How timely are these statistics?

Colorado Crime Stats NIBRS numbers are directly counted from the agency’s reports to the CBI and are up to date. A primary benefit to this new format is that if an error is found, it can be immediately corrected by the reporting agency. A corrected incident will be revised automatically on the Colorado Crime Stats site the following day. This was not possible with the former Crime in Colorado publication.

What are the statistics used for?

Law Enforcement and the communities they serve each have an interest in monitoring crime trends, upon which deployment and resource decisions can be made. The Colorado Division of Criminal Justice, as well as other academic, governmental, business, and media entities use NIBRS statistics in association with other measures to search for relevant connections between crime statistics and other factors.

I see a statistic of Cleared incidents. Does that mean an arrest was made?

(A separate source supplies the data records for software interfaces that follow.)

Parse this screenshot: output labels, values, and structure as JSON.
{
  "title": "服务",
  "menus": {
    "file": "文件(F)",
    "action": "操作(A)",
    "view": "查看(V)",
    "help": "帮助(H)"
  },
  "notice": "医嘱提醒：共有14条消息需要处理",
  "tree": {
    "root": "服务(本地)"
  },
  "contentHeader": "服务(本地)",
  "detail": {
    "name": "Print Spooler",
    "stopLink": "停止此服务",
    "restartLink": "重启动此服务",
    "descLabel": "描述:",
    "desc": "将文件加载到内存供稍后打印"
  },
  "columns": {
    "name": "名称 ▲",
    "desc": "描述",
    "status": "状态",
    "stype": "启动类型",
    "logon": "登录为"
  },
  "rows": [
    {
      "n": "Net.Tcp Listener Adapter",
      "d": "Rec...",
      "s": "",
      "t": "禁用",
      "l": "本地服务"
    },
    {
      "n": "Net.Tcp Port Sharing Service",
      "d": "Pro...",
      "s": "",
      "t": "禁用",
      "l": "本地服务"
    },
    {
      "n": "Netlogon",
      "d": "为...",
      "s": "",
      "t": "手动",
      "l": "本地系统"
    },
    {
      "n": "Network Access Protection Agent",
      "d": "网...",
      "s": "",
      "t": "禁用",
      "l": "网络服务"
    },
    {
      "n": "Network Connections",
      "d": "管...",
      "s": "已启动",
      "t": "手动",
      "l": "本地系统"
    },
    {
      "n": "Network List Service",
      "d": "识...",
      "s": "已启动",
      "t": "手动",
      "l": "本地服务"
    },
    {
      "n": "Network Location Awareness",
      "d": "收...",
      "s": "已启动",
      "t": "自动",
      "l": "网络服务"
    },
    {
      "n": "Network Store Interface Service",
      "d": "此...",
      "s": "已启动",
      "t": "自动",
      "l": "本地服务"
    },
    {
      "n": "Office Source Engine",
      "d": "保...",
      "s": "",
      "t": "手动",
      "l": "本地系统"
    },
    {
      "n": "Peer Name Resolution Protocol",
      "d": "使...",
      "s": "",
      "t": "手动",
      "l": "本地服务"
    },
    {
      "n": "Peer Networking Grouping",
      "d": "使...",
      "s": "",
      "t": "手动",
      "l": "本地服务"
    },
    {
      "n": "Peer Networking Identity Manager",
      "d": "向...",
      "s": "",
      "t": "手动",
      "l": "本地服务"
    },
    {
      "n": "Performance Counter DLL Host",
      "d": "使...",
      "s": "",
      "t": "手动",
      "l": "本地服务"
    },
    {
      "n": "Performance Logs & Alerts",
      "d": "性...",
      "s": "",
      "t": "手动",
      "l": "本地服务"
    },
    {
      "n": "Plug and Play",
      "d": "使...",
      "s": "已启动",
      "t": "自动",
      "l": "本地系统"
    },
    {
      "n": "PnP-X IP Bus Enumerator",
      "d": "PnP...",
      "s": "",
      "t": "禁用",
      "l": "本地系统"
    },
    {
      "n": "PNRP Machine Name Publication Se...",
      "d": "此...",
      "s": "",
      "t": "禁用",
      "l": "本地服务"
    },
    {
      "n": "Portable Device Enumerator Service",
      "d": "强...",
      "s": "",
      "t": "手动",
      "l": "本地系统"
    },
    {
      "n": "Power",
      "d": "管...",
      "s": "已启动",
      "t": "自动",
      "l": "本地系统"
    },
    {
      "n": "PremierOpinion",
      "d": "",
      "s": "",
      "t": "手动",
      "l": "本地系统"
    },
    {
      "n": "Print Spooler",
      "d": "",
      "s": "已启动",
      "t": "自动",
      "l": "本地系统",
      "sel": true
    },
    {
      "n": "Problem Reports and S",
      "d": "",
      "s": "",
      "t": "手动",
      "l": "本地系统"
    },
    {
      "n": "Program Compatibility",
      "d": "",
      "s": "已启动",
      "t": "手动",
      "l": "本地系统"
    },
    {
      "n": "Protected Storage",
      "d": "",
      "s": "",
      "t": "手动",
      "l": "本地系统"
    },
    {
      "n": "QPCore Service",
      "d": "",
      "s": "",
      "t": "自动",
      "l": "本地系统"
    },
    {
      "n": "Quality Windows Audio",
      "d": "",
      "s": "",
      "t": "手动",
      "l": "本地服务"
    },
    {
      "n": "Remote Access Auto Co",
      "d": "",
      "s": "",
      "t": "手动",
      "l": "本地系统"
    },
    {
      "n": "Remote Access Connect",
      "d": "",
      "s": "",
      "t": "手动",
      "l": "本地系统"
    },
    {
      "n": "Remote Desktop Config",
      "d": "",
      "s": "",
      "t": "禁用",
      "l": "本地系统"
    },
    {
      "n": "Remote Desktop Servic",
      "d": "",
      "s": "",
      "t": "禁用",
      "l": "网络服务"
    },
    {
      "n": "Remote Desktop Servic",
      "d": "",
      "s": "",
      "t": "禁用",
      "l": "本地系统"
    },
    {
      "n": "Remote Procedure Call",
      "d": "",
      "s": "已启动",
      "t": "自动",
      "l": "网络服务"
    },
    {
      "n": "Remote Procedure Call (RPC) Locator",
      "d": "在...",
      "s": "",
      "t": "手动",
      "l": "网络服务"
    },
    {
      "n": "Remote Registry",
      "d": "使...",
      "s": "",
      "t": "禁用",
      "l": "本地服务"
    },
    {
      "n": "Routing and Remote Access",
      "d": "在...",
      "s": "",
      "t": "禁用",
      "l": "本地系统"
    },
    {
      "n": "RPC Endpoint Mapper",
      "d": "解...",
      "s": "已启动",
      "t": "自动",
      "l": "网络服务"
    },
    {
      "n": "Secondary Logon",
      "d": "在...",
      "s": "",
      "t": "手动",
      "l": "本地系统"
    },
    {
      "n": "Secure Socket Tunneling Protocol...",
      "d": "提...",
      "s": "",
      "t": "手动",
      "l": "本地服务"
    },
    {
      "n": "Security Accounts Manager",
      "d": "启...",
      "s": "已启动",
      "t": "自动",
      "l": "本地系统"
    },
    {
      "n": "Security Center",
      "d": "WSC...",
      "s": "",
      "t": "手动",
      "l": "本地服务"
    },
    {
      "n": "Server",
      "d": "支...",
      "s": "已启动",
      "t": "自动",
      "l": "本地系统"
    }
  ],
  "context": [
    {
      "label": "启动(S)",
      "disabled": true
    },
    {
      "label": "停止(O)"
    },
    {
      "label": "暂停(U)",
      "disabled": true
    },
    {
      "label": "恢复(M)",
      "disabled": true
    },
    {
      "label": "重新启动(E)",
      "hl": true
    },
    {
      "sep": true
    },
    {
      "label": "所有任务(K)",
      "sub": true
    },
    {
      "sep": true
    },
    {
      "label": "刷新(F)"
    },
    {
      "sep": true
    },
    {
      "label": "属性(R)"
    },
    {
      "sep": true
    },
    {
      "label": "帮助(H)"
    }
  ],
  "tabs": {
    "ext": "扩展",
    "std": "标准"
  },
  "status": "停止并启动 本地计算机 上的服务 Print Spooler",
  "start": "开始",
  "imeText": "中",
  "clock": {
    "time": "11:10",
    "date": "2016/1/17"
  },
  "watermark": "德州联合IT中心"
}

Cleared, in most cases, means one or more arrests were made. However, there are exceptions where an incident has reached a conclusion from the law enforcement perspective. An incident is also cleared if the offender is found but not arrested, these are called "Exceptional Clearances." Exceptional Clearance occurs when the offender is a juvenile released to the parents, or if the offender is found to be deceased or if the offender is found to be in the custody of another jurisdiction. Also, an Exceptional Clearance may occur if the case cannot proceed by either prosecution declining the case, or the victim refusing to cooperate, the incident is counted as cleared. In all cases, "Cleared" means law enforcement has found the perpetrator of the crimes which occurred in the reported incident.